You see, Paul’s descriptions of Godly living throughout Ephesians are not meant to be a rule book. We don’t do the good things we do or avoid the sins we might enjoy in order to earn points or avoid demerits. We make those choices out of love for God. And out of love for the people around us.
In the movie “As Good as it Gets” Jack Nicholson plays a really prickly man. He has some significant obsessive compulsive behaviors, but he is also just a rude, socially inept person. He becomes enamored with a waitress who is kind to him. And as he attempts to develop a bond with her, he struggles. But because of her, he chooses to make changes in his life that he had refused to make before. He says she is the reason, saying, “You make me want to be a better man.”
God makes me want to be a better human. And makes me want to make this world a better place.
God’s love makes me want to see God’s Kingdom come on earth right here. Right now. I want to see less starvation, less rejection and anger, less arrogance and pride in the face of complex problems.

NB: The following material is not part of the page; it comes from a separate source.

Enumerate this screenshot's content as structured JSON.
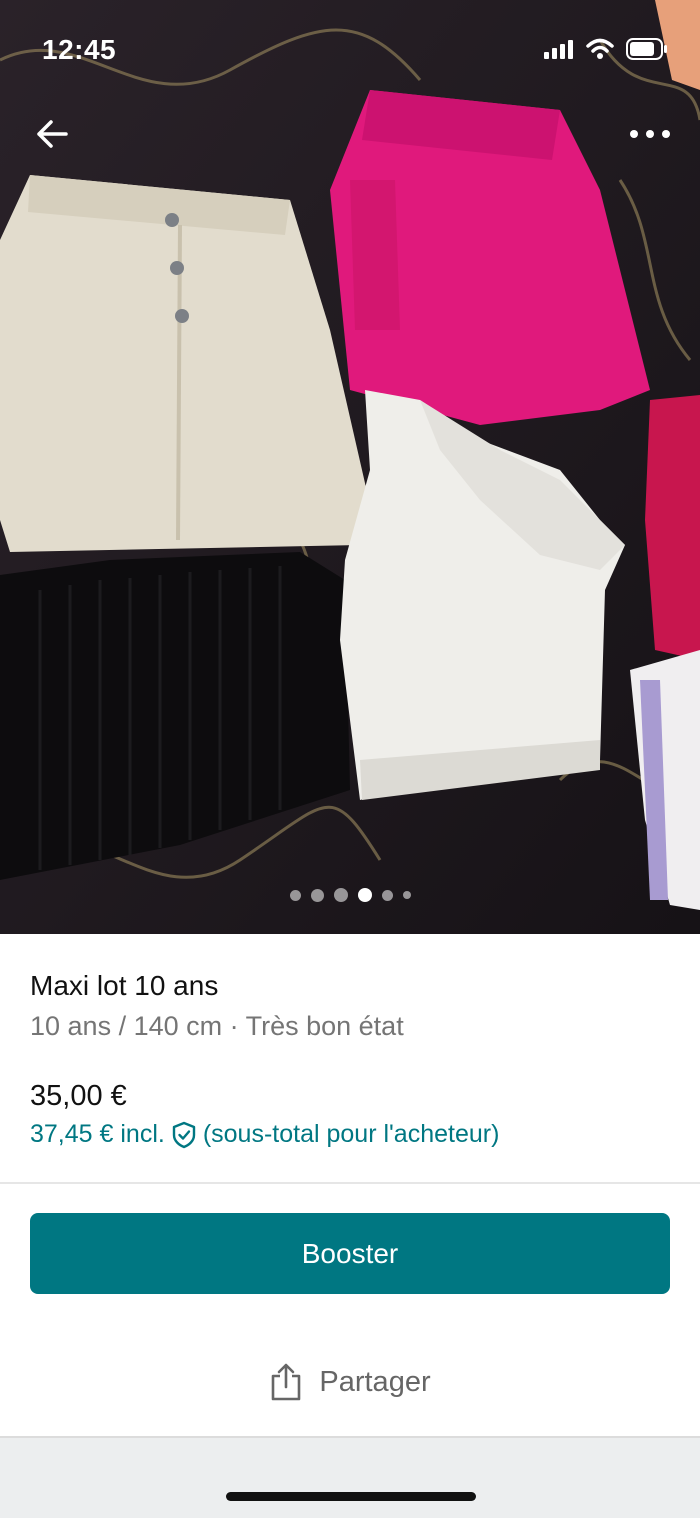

The resurrection power that God exercised in Christ and pours into us, it ought to make us more loving.
More willing to set aside what we want or what we enjoy for the sake of others who struggle to experience God’s love.
Do you know that 80% of Americans are not actively engaged in any sort of religion practice?
Now, many of them claim Christianity or some other faith tradition, especially here in the South. But you could poll 100 people under the age of 30, and 50 of them have never stepped foot in a church.
That is certainly true of my child’s friends. Now, that number shifts downward in my generation and those older than me. But there are still an awful lot of people not hearing the good news of God’s love this morning. And every Sunday morning.
That means our whole lives must bear witness to the transforming power of Christ.
That’s 24 hours a day – well, take out 8 hours of sleep each night, and we still have 112 hours a week– to steward wisely. Do we choose to give to God time in prayer and in studying the scripture? How much time is spent singing uplifting songs and hymns? How much in fellowship, building up others?
All of these are the things that root us and ground us in God’s love. All so that we can love the world well.
Rooted and Grounded…
SO THAT we can love the people we encounter in our workplaces, grocery stores, parks, and gathering places;
SO THAT we can love annoying drivers and difficult relatives;
SO THAT we can, as Paul instructs, submit to one another in love;
Rooted and Grounded…
SO THAT we can be a voice of hope and truth;
SO THAT others see Christ in us and long for the fruits of the Spirit they experience around us
Rooted and Grounded in love…
SO THAT we can welcome others into our midst, when we are gathered to worship, gathered to play, or gathered to learn.
God loves us, transforms us, and calls us to grow. God sings over us, quiets us and grounds us in love. May God empower us, fuel us, and fill us this and every day then send us to love the world.
In Christ’s name. Amen.